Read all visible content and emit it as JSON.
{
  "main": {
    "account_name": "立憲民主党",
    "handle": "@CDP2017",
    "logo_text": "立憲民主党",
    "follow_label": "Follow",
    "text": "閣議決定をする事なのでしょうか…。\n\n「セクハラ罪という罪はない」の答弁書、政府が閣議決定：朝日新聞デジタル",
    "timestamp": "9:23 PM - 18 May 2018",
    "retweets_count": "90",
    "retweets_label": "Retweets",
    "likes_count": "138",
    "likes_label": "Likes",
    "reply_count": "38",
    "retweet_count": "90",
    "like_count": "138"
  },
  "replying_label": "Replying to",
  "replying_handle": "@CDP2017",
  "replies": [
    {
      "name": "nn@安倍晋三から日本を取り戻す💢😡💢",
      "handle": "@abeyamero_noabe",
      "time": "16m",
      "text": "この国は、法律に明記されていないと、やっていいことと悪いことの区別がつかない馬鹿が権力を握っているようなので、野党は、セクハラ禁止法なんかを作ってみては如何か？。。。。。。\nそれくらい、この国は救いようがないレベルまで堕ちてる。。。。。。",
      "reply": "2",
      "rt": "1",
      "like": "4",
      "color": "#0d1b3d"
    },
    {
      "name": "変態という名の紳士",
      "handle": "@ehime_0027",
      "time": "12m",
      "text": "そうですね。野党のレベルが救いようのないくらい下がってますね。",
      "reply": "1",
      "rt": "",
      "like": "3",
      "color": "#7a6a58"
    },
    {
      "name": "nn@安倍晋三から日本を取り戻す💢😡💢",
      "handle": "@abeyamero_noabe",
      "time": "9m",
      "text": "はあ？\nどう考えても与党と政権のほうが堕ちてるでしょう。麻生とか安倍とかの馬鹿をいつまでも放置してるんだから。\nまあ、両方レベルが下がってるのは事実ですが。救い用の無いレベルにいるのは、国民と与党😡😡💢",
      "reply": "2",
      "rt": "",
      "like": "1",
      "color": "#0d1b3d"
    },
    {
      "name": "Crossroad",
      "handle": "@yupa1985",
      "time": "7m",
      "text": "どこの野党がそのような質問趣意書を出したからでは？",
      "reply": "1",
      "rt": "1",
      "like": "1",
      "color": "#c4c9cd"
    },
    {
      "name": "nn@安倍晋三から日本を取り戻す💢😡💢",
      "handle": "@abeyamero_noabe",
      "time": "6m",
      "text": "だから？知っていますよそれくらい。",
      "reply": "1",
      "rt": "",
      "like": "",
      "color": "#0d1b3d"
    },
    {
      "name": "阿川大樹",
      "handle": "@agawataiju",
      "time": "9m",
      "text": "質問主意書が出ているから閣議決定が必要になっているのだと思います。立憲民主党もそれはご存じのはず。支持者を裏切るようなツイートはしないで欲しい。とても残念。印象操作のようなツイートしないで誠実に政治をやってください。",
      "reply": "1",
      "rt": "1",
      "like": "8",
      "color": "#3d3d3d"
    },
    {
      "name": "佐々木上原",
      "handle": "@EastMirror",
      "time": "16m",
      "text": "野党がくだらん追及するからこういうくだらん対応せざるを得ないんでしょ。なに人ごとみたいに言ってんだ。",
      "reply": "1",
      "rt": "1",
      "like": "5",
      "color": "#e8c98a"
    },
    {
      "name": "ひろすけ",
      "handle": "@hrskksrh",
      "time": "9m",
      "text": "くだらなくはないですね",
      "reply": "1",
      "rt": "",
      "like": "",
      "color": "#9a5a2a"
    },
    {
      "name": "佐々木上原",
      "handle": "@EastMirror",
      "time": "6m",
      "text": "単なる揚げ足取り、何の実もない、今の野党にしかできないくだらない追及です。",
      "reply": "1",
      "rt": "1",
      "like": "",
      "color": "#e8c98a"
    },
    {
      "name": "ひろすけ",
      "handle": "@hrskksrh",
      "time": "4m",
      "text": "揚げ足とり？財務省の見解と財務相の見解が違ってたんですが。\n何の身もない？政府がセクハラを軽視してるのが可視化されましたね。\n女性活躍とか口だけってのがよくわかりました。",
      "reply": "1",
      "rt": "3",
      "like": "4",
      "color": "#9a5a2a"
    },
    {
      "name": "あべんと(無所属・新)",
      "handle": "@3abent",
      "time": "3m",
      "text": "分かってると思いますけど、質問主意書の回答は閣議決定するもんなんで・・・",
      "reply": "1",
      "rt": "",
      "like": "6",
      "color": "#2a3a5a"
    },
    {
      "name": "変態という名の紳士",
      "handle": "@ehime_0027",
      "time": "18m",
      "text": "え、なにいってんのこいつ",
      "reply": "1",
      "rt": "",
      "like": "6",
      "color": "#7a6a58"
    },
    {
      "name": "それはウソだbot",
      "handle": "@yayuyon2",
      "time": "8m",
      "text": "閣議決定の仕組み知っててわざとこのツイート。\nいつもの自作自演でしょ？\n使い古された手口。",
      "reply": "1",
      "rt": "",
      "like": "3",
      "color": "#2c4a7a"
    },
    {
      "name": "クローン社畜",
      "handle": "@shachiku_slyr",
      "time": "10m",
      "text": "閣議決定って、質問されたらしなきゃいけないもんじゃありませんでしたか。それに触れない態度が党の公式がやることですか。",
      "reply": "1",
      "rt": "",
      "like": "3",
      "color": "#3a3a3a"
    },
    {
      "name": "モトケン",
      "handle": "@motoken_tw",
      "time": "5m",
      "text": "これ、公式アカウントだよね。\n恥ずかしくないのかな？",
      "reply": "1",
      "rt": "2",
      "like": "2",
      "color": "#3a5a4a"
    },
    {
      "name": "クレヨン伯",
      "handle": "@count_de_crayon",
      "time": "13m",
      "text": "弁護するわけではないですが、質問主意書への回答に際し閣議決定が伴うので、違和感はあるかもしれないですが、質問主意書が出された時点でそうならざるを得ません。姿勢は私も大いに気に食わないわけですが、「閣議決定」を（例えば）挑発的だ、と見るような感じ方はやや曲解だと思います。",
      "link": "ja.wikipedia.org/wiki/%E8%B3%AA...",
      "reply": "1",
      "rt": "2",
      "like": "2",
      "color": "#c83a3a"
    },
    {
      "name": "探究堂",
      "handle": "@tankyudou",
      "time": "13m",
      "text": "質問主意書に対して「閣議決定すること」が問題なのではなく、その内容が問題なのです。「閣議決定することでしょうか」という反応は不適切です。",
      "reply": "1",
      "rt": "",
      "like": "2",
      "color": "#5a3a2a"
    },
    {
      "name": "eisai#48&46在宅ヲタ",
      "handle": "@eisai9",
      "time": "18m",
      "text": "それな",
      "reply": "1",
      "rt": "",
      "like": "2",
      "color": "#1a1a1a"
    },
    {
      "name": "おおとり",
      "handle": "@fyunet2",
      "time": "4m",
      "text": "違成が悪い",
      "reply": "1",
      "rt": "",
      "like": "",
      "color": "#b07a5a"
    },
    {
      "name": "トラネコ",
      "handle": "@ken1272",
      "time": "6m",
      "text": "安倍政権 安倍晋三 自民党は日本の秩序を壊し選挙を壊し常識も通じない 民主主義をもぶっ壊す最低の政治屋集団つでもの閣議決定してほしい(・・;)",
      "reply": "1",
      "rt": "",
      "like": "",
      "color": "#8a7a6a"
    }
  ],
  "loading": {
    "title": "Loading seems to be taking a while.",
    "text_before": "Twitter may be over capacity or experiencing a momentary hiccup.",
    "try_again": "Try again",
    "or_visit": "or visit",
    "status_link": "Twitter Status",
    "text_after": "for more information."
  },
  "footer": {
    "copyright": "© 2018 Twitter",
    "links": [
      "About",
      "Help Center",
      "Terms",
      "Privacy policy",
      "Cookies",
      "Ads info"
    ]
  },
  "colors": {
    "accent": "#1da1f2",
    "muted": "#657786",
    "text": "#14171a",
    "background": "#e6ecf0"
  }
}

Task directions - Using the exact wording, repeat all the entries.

Task output -
Read all visible content and emit it as JSON.
{
  "main": {
    "account_name": "立憲民主党",
    "handle": "@CDP2017",
    "logo_text": "立憲民主党",
    "follow_label": "Follow",
    "text": "閣議決定をする事なのでしょうか…。\n\n「セクハラ罪という罪はない」の答弁書、政府が閣議決定：朝日新聞デジタル",
    "timestamp": "9:23 PM - 18 May 2018",
    "retweets_count": "90",
    "retweets_label": "Retweets",
    "likes_count": "138",
    "likes_label": "Likes",
    "reply_count": "38",
    "retweet_count": "90",
    "like_count": "138"
  },
  "replying_label": "Replying to",
  "replying_handle": "@CDP2017",
  "replies": [
    {
      "name": "nn@安倍晋三から日本を取り戻す💢😡💢",
      "handle": "@abeyamero_noabe",
      "time": "16m",
      "text": "この国は、法律に明記されていないと、やっていいことと悪いことの区別がつかない馬鹿が権力を握っているようなので、野党は、セクハラ禁止法なんかを作ってみては如何か？。。。。。。\nそれくらい、この国は救いようがないレベルまで堕ちてる。。。。。。",
      "reply": "2",
      "rt": "1",
      "like": "4",
      "color": "#0d1b3d"
    },
    {
      "name": "変態という名の紳士",
      "handle": "@ehime_0027",
      "time": "12m",
      "text": "そうですね。野党のレベルが救いようのないくらい下がってますね。",
      "reply": "1",
      "rt": "",
      "like": "3",
      "color": "#7a6a58"
    },
    {
      "name": "nn@安倍晋三から日本を取り戻す💢😡💢",
      "handle": "@abeyamero_noabe",
      "time": "9m",
      "text": "はあ？\nどう考えても与党と政権のほうが堕ちてるでしょう。麻生とか安倍とかの馬鹿をいつまでも放置してるんだから。\nまあ、両方レベルが下がってるのは事実ですが。救い用の無いレベルにいるのは、国民と与党😡😡💢",
      "reply": "2",
      "rt": "",
      "like": "1",
      "color": "#0d1b3d"
    },
    {
      "name": "Crossroad",
      "handle": "@yupa1985",
      "time": "7m",
      "text": "どこの野党がそのような質問趣意書を出したからでは？",
      "reply": "1",
      "rt": "1",
      "like": "1",
      "color": "#c4c9cd"
    },
    {
      "name": "nn@安倍晋三から日本を取り戻す💢😡💢",
      "handle": "@abeyamero_noabe",
      "time": "6m",
      "text": "だから？知っていますよそれくらい。",
      "reply": "1",
      "rt": "",
      "like": "",
      "color": "#0d1b3d"
    },
    {
      "name": "阿川大樹",
      "handle": "@agawataiju",
      "time": "9m",
      "text": "質問主意書が出ているから閣議決定が必要になっているのだと思います。立憲民主党もそれはご存じのはず。支持者を裏切るようなツイートはしないで欲しい。とても残念。印象操作のようなツイートしないで誠実に政治をやってください。",
      "reply": "1",
      "rt": "1",
      "like": "8",
      "color": "#3d3d3d"
    },
    {
      "name": "佐々木上原",
      "handle": "@EastMirror",
      "time": "16m",
      "text": "野党がくだらん追及するからこういうくだらん対応せざるを得ないんでしょ。なに人ごとみたいに言ってんだ。",
      "reply": "1",
      "rt": "1",
      "like": "5",
      "color": "#e8c98a"
    },
    {
      "name": "ひろすけ",
      "handle": "@hrskksrh",
      "time": "9m",
      "text": "くだらなくはないですね",
      "reply": "1",
      "rt": "",
      "like": "",
      "color": "#9a5a2a"
    },
    {
      "name": "佐々木上原",
      "handle": "@EastMirror",
      "time": "6m",
      "text": "単なる揚げ足取り、何の実もない、今の野党にしかできないくだらない追及です。",
      "reply": "1",
      "rt": "1",
      "like": "",
      "color": "#e8c98a"
    },
    {
      "name": "ひろすけ",
      "handle": "@hrskksrh",
      "time": "4m",
      "text": "揚げ足とり？財務省の見解と財務相の見解が違ってたんですが。\n何の身もない？政府がセクハラを軽視してるのが可視化されましたね。\n女性活躍とか口だけってのがよくわかりました。",
      "reply": "1",
      "rt": "3",
      "like": "4",
      "color": "#9a5a2a"
    },
    {
      "name": "あべんと(無所属・新)",
      "handle": "@3abent",
      "time": "3m",
      "text": "分かってると思いますけど、質問主意書の回答は閣議決定するもんなんで・・・",
      "reply": "1",
      "rt": "",
      "like": "6",
      "color": "#2a3a5a"
    },
    {
      "name": "変態という名の紳士",
      "handle": "@ehime_0027",
      "time": "18m",
      "text": "え、なにいってんのこいつ",
      "reply": "1",
      "rt": "",
      "like": "6",
      "color": "#7a6a58"
    },
    {
      "name": "それはウソだbot",
      "handle": "@yayuyon2",
      "time": "8m",
      "text": "閣議決定の仕組み知っててわざとこのツイート。\nいつもの自作自演でしょ？\n使い古された手口。",
      "reply": "1",
      "rt": "",
      "like": "3",
      "color": "#2c4a7a"
    },
    {
      "name": "クローン社畜",
      "handle": "@shachiku_slyr",
      "time": "10m",
      "text": "閣議決定って、質問されたらしなきゃいけないもんじゃありませんでしたか。それに触れない態度が党の公式がやることですか。",
      "reply": "1",
      "rt": "",
      "like": "3",
      "color": "#3a3a3a"
    },
    {
      "name": "モトケン",
      "handle": "@motoken_tw",
      "time": "5m",
      "text": "これ、公式アカウントだよね。\n恥ずかしくないのかな？",
      "reply": "1",
      "rt": "2",
      "like": "2",
      "color": "#3a5a4a"
    },
    {
      "name": "クレヨン伯",
      "handle": "@count_de_crayon",
      "time": "13m",
      "text": "弁護するわけではないですが、質問主意書への回答に際し閣議決定が伴うので、違和感はあるかもしれないですが、質問主意書が出された時点でそうならざるを得ません。姿勢は私も大いに気に食わないわけですが、「閣議決定」を（例えば）挑発的だ、と見るような感じ方はやや曲解だと思います。",
      "link": "ja.wikipedia.org/wiki/%E8%B3%AA...",
      "reply": "1",
      "rt": "2",
      "like": "2",
      "color": "#c83a3a"
    },
    {
      "name": "探究堂",
      "handle": "@tankyudou",
      "time": "13m",
      "text": "質問主意書に対して「閣議決定すること」が問題なのではなく、その内容が問題なのです。「閣議決定することでしょうか」という反応は不適切です。",
      "reply": "1",
      "rt": "",
      "like": "2",
      "color": "#5a3a2a"
    },
    {
      "name": "eisai#48&46在宅ヲタ",
      "handle": "@eisai9",
      "time": "18m",
      "text": "それな",
      "reply": "1",
      "rt": "",
      "like": "2",
      "color": "#1a1a1a"
    },
    {
      "name": "おおとり",
      "handle": "@fyunet2",
      "time": "4m",
      "text": "違成が悪い",
      "reply": "1",
      "rt": "",
      "like": "",
      "color": "#b07a5a"
    },
    {
      "name": "トラネコ",
      "handle": "@ken1272",
      "time": "6m",
      "text": "安倍政権 安倍晋三 自民党は日本の秩序を壊し選挙を壊し常識も通じない 民主主義をもぶっ壊す最低の政治屋集団つでもの閣議決定してほしい(・・;)",
      "reply": "1",
      "rt": "",
      "like": "",
      "color": "#8a7a6a"
    }
  ],
  "loading": {
    "title": "Loading seems to be taking a while.",
    "text_before": "Twitter may be over capacity or experiencing a momentary hiccup.",
    "try_again": "Try again",
    "or_visit": "or visit",
    "status_link": "Twitter Status",
    "text_after": "for more information."
  },
  "footer": {
    "copyright": "© 2018 Twitter",
    "links": [
      "About",
      "Help Center",
      "Terms",
      "Privacy policy",
      "Cookies",
      "Ads info"
    ]
  },
  "colors": {
    "accent": "#1da1f2",
    "muted": "#657786",
    "text": "#14171a",
    "background": "#e6ecf0"
  }
}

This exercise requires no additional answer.